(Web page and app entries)
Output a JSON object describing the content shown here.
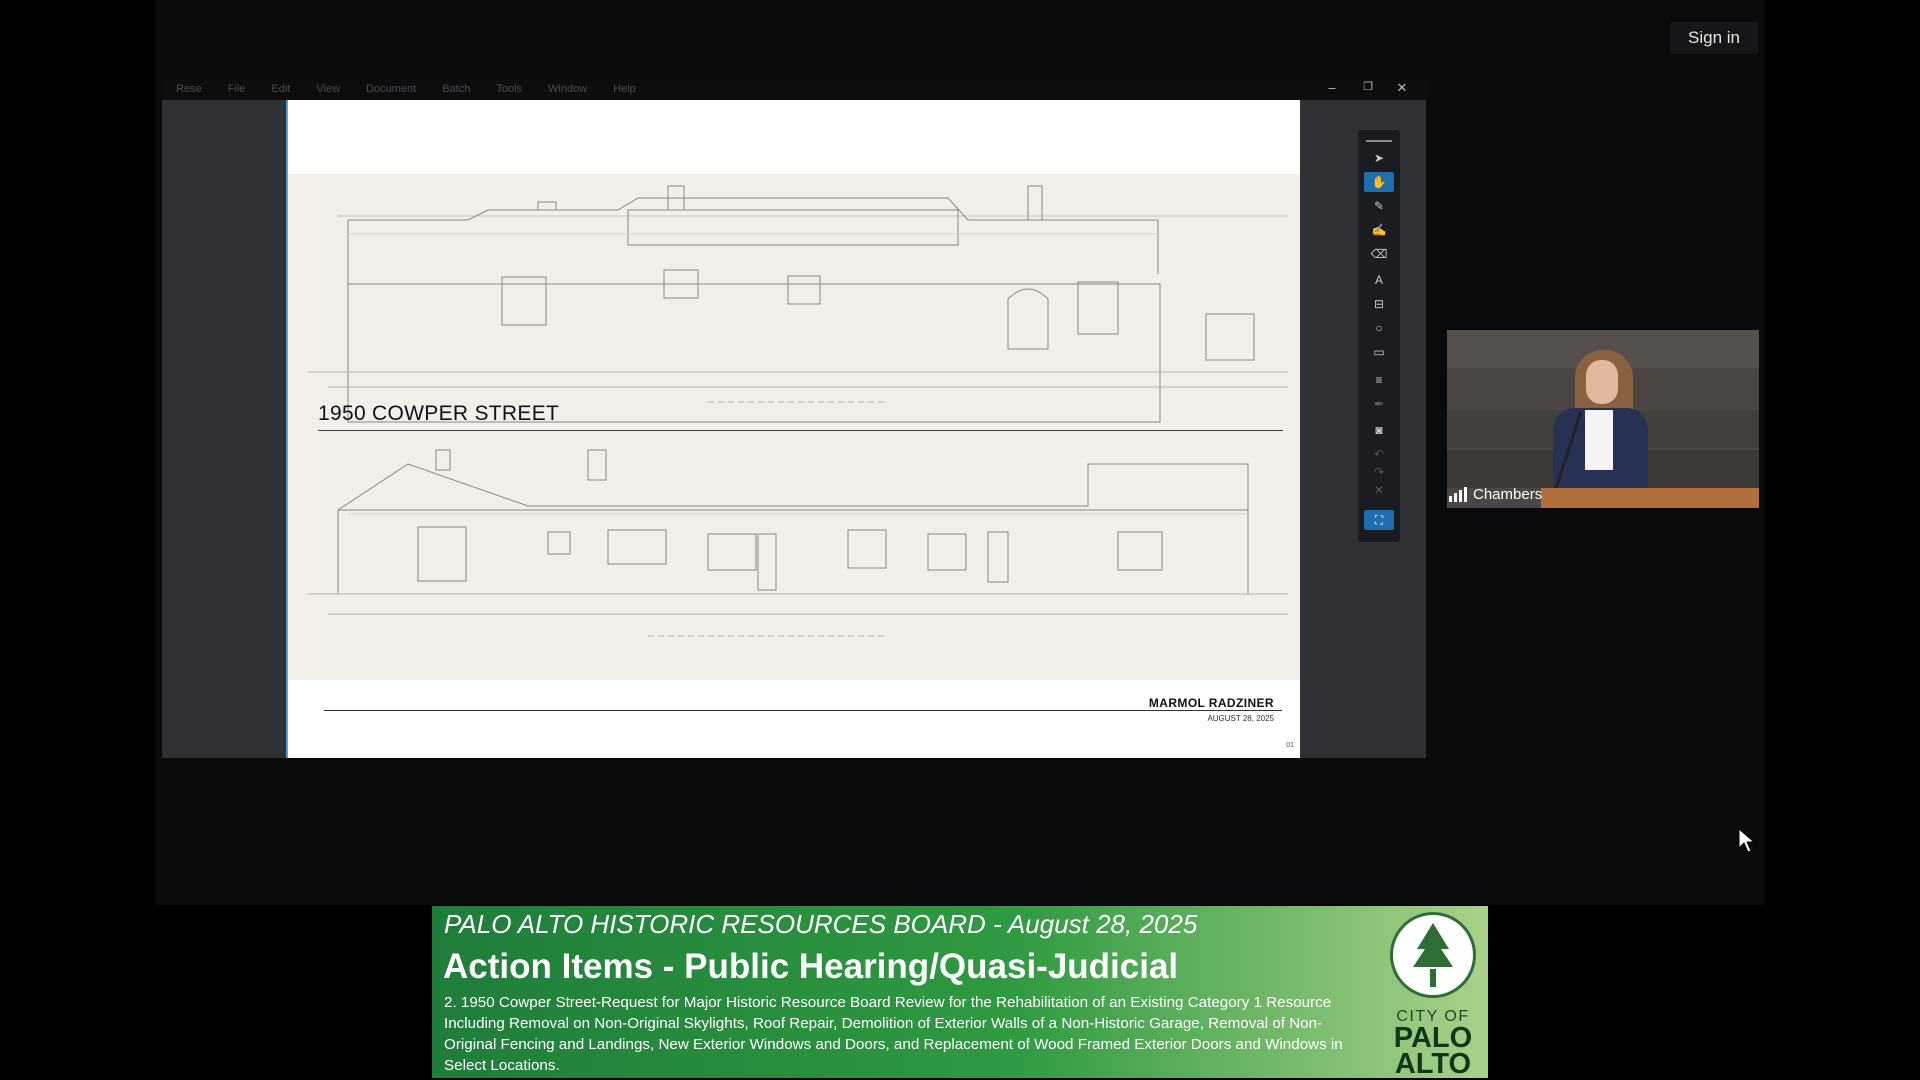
{
  "header": {
    "signin_label": "Sign in"
  },
  "app": {
    "menu": [
      "Rese",
      "File",
      "Edit",
      "View",
      "Document",
      "Batch",
      "Tools",
      "Window",
      "Help"
    ],
    "window_controls": {
      "minimize": "–",
      "restore": "❐",
      "close": "✕"
    }
  },
  "slide": {
    "title": "1950 COWPER STREET",
    "firm": "MARMOL RADZINER",
    "date": "AUGUST 28, 2025",
    "page_number": "01"
  },
  "toolbar": {
    "tools": [
      {
        "icon": "select-arrow-icon",
        "glyph": "➤"
      },
      {
        "icon": "hand-pan-icon",
        "glyph": "✋",
        "active": true
      },
      {
        "icon": "pen-icon",
        "glyph": "✎"
      },
      {
        "icon": "highlighter-icon",
        "glyph": "✍"
      },
      {
        "icon": "eraser-icon",
        "glyph": "⌫"
      },
      {
        "icon": "text-box-icon",
        "glyph": "A"
      },
      {
        "icon": "stamp-icon",
        "glyph": "⊟"
      },
      {
        "icon": "circle-shape-icon",
        "glyph": "○"
      },
      {
        "icon": "callout-icon",
        "glyph": "▭"
      },
      {
        "icon": "lines-icon",
        "glyph": "≡"
      },
      {
        "icon": "signature-icon",
        "glyph": "✒"
      },
      {
        "icon": "camera-icon",
        "glyph": "◙"
      },
      {
        "icon": "undo-icon",
        "glyph": "↶"
      },
      {
        "icon": "redo-icon",
        "glyph": "↷"
      },
      {
        "icon": "clear-icon",
        "glyph": "✕"
      },
      {
        "icon": "fullscreen-icon",
        "glyph": "⛶",
        "active": true
      }
    ]
  },
  "video": {
    "label": "Chambers"
  },
  "banner": {
    "board_line": "PALO ALTO HISTORIC RESOURCES BOARD -   August 28, 2025",
    "heading": "Action Items - Public Hearing/Quasi-Judicial",
    "description": "2. 1950 Cowper Street-Request for Major Historic Resource Board Review for the Rehabilitation of an Existing Category 1 Resource Including Removal on Non-Original Skylights, Roof Repair, Demolition of Exterior Walls of a Non-Historic Garage, Removal of Non-Original Fencing and Landings, New Exterior Windows and Doors, and Replacement of Wood  Framed Exterior Doors and Windows in Select Locations.",
    "logo_city": "CITY OF",
    "logo_palo": "PALO",
    "logo_alto": "ALTO"
  },
  "colors": {
    "banner_green": "#2f9a41",
    "toolbar_active": "#1f6fb0",
    "page_border": "#5a9bd8"
  }
}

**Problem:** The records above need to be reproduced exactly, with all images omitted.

**Task answer:**
Output a JSON object describing the content shown here.
{
  "header": {
    "signin_label": "Sign in"
  },
  "app": {
    "menu": [
      "Rese",
      "File",
      "Edit",
      "View",
      "Document",
      "Batch",
      "Tools",
      "Window",
      "Help"
    ],
    "window_controls": {
      "minimize": "–",
      "restore": "❐",
      "close": "✕"
    }
  },
  "slide": {
    "title": "1950 COWPER STREET",
    "firm": "MARMOL RADZINER",
    "date": "AUGUST 28, 2025",
    "page_number": "01"
  },
  "toolbar": {
    "tools": [
      {
        "icon": "select-arrow-icon",
        "glyph": "➤"
      },
      {
        "icon": "hand-pan-icon",
        "glyph": "✋",
        "active": true
      },
      {
        "icon": "pen-icon",
        "glyph": "✎"
      },
      {
        "icon": "highlighter-icon",
        "glyph": "✍"
      },
      {
        "icon": "eraser-icon",
        "glyph": "⌫"
      },
      {
        "icon": "text-box-icon",
        "glyph": "A"
      },
      {
        "icon": "stamp-icon",
        "glyph": "⊟"
      },
      {
        "icon": "circle-shape-icon",
        "glyph": "○"
      },
      {
        "icon": "callout-icon",
        "glyph": "▭"
      },
      {
        "icon": "lines-icon",
        "glyph": "≡"
      },
      {
        "icon": "signature-icon",
        "glyph": "✒"
      },
      {
        "icon": "camera-icon",
        "glyph": "◙"
      },
      {
        "icon": "undo-icon",
        "glyph": "↶"
      },
      {
        "icon": "redo-icon",
        "glyph": "↷"
      },
      {
        "icon": "clear-icon",
        "glyph": "✕"
      },
      {
        "icon": "fullscreen-icon",
        "glyph": "⛶",
        "active": true
      }
    ]
  },
  "video": {
    "label": "Chambers"
  },
  "banner": {
    "board_line": "PALO ALTO HISTORIC RESOURCES BOARD -   August 28, 2025",
    "heading": "Action Items - Public Hearing/Quasi-Judicial",
    "description": "2. 1950 Cowper Street-Request for Major Historic Resource Board Review for the Rehabilitation of an Existing Category 1 Resource Including Removal on Non-Original Skylights, Roof Repair, Demolition of Exterior Walls of a Non-Historic Garage, Removal of Non-Original Fencing and Landings, New Exterior Windows and Doors, and Replacement of Wood  Framed Exterior Doors and Windows in Select Locations.",
    "logo_city": "CITY OF",
    "logo_palo": "PALO",
    "logo_alto": "ALTO"
  },
  "colors": {
    "banner_green": "#2f9a41",
    "toolbar_active": "#1f6fb0",
    "page_border": "#5a9bd8"
  }
}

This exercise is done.